Records from a dataset:

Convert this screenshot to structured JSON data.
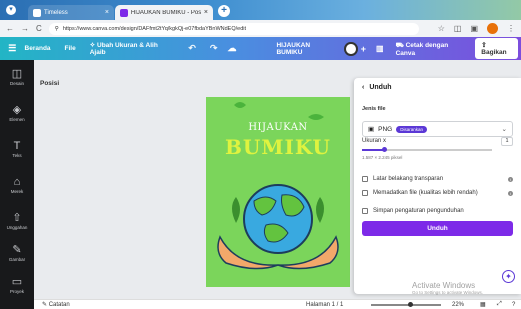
{
  "browser": {
    "tabs": [
      {
        "label": "Timeless",
        "active": false
      },
      {
        "label": "HIJAUKAN BUMIKU - Poster",
        "active": true
      }
    ],
    "url": "https://www.canva.com/design/DAFfmt2tYq/kgkQj-e07fbdaYBnWNdEQ/edit"
  },
  "canva": {
    "menu": {
      "home": "Beranda",
      "file": "File",
      "resize": "Ubah Ukuran & Alih Ajaib"
    },
    "design_title": "HIJAUKAN BUMIKU",
    "print_label": "Cetak dengan Canva",
    "share_label": "Bagikan"
  },
  "sidebar": {
    "items": [
      {
        "label": "Desain",
        "icon": "layout-icon"
      },
      {
        "label": "Elemen",
        "icon": "shapes-icon"
      },
      {
        "label": "Teks",
        "icon": "text-icon"
      },
      {
        "label": "Merek",
        "icon": "brand-icon"
      },
      {
        "label": "Unggahan",
        "icon": "upload-icon"
      },
      {
        "label": "Gambar",
        "icon": "draw-icon"
      },
      {
        "label": "Proyek",
        "icon": "folder-icon"
      }
    ]
  },
  "editor": {
    "position_label": "Posisi",
    "poster": {
      "line1": "HIJAUKAN",
      "line2": "BUMIKU"
    }
  },
  "download_panel": {
    "title": "Unduh",
    "file_type_label": "Jenis file",
    "file_type_value": "PNG",
    "file_type_badge": "Disarankan",
    "size_label": "Ukuran x",
    "size_value": "1",
    "size_fraction": 0.17,
    "dimensions": "1.587 × 2.245 piksel",
    "options": [
      "Latar belakang transparan",
      "Memadatkan file (kualitas lebih rendah)",
      "Simpan pengaturan pengunduhan"
    ],
    "download_button": "Unduh"
  },
  "bottom": {
    "notes": "Catatan",
    "page_info": "Halaman 1 / 1",
    "zoom": "22%"
  },
  "watermark": {
    "line1": "Activate Windows",
    "line2": "Go to Settings to activate Windows."
  },
  "colors": {
    "poster_bg": "#7bd55b",
    "accent": "#7d2ae8",
    "toolbar_start": "#22b5c5",
    "toolbar_end": "#7c4ddd"
  }
}
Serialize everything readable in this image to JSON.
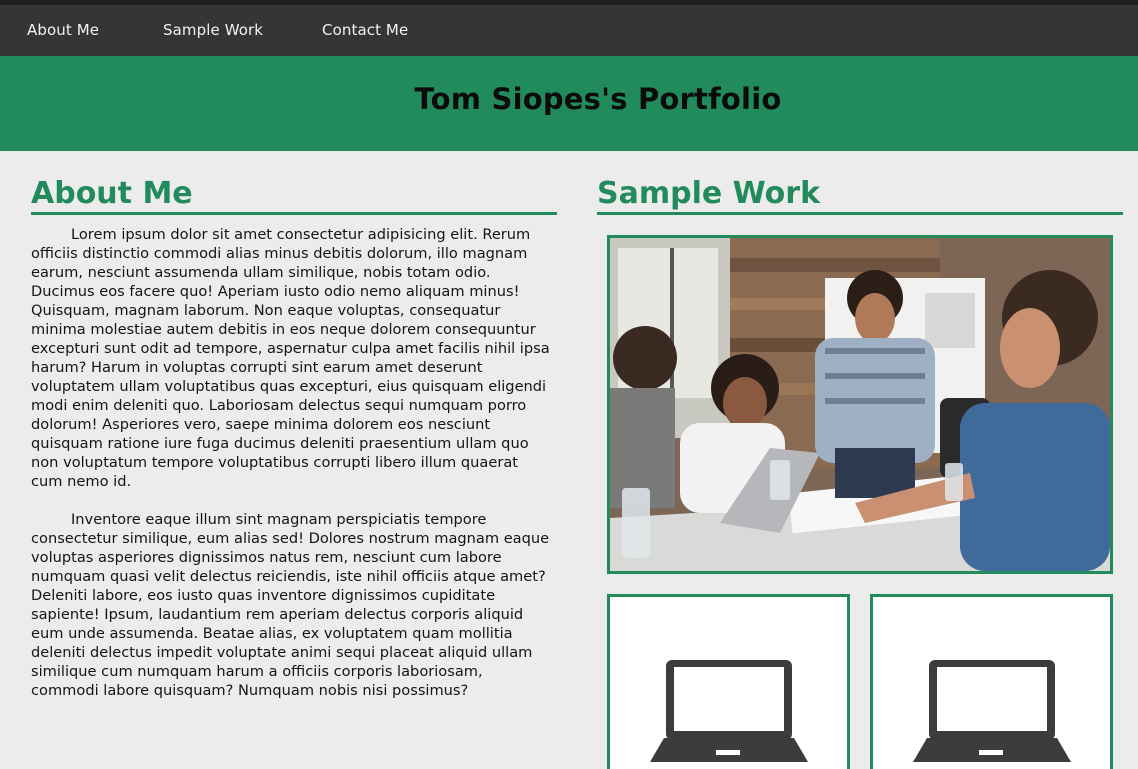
{
  "nav": {
    "items": [
      {
        "label": "About Me"
      },
      {
        "label": "Sample Work"
      },
      {
        "label": "Contact Me"
      }
    ]
  },
  "header": {
    "title": "Tom Siopes's Portfolio"
  },
  "about": {
    "heading": "About Me",
    "paragraphs": [
      "Lorem ipsum dolor sit amet consectetur adipisicing elit. Rerum officiis distinctio commodi alias minus debitis dolorum, illo magnam earum, nesciunt assumenda ullam similique, nobis totam odio. Ducimus eos facere quo! Aperiam iusto odio nemo aliquam minus! Quisquam, magnam laborum. Non eaque voluptas, consequatur minima molestiae autem debitis in eos neque dolorem consequuntur excepturi sunt odit ad tempore, aspernatur culpa amet facilis nihil ipsa harum? Harum in voluptas corrupti sint earum amet deserunt voluptatem ullam voluptatibus quas excepturi, eius quisquam eligendi modi enim deleniti quo. Laboriosam delectus sequi numquam porro dolorum! Asperiores vero, saepe minima dolorem eos nesciunt quisquam ratione iure fuga ducimus deleniti praesentium ullam quo non voluptatum tempore voluptatibus corrupti libero illum quaerat cum nemo id.",
      "Inventore eaque illum sint magnam perspiciatis tempore consectetur similique, eum alias sed! Dolores nostrum magnam eaque voluptas asperiores dignissimos natus rem, nesciunt cum labore numquam quasi velit delectus reiciendis, iste nihil officiis atque amet? Deleniti labore, eos iusto quas inventore dignissimos cupiditate sapiente! Ipsum, laudantium rem aperiam delectus corporis aliquid eum unde assumenda. Beatae alias, ex voluptatem quam mollitia deleniti delectus impedit voluptate animi sequi placeat aliquid ullam similique cum numquam harum a officiis corporis laboriosam, commodi labore quisquam? Numquam nobis nisi possimus?"
    ]
  },
  "work": {
    "heading": "Sample Work",
    "cards": [
      {
        "icon": "laptop-icon"
      },
      {
        "icon": "laptop-icon"
      }
    ]
  },
  "colors": {
    "accent": "#228b5c",
    "nav_bg": "#353535",
    "page_bg": "#ececec"
  }
}
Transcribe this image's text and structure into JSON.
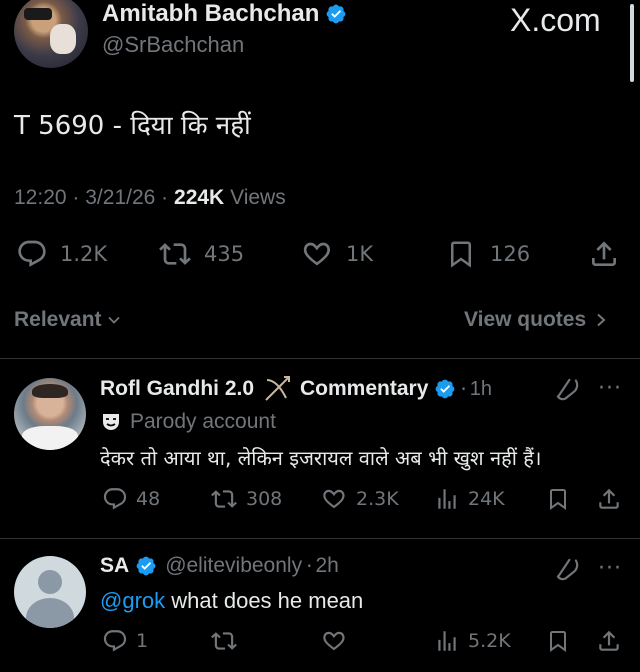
{
  "main_tweet": {
    "author_name": "Amitabh Bachchan",
    "handle": "@SrBachchan",
    "watermark": "X.com",
    "text": "T 5690 - दिया कि नहीं",
    "time": "12:20",
    "date": "3/21/26",
    "views_count": "224K",
    "views_label": "Views",
    "stats": {
      "replies": "1.2K",
      "reposts": "435",
      "likes": "1K",
      "bookmarks": "126"
    }
  },
  "filter_bar": {
    "sort_label": "Relevant",
    "quotes_label": "View quotes"
  },
  "replies": [
    {
      "author_name": "Rofl Gandhi 2.0",
      "name_suffix": "Commentary",
      "time": "1h",
      "parody_label": "Parody account",
      "text": "देकर तो आया था, लेकिन इजरायल वाले अब भी खुश नहीं हैं।",
      "stats": {
        "replies": "48",
        "reposts": "308",
        "likes": "2.3K",
        "views": "24K"
      }
    },
    {
      "author_name": "SA",
      "handle": "@elitevibeonly",
      "time": "2h",
      "mention": "@grok",
      "text": "what does he mean",
      "stats": {
        "replies": "1",
        "reposts": "",
        "likes": "",
        "views": "5.2K"
      }
    }
  ],
  "colors": {
    "background": "#000000",
    "text": "#e7e9ea",
    "muted": "#71767b",
    "verified": "#1d9bf0",
    "link": "#1d9bf0",
    "divider": "#2f3336"
  }
}
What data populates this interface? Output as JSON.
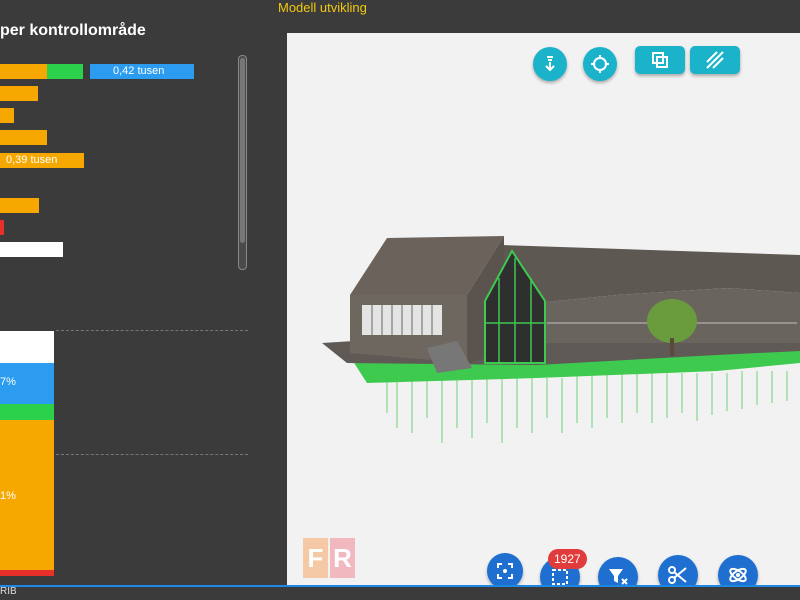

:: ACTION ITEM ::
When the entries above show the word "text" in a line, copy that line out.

:: THE COMPLETED TASK ::
        "icon": "text-icon"
Transcribe this image's text and structure into JSON.
    "text": "T 5690 - दिया कि नहीं",
      "text": "देकर तो आया था, लेकिन इजरायल वाले अब भी खुश नहीं हैं।",
      "text": "what does he mean",
    "text": "#e7e9ea",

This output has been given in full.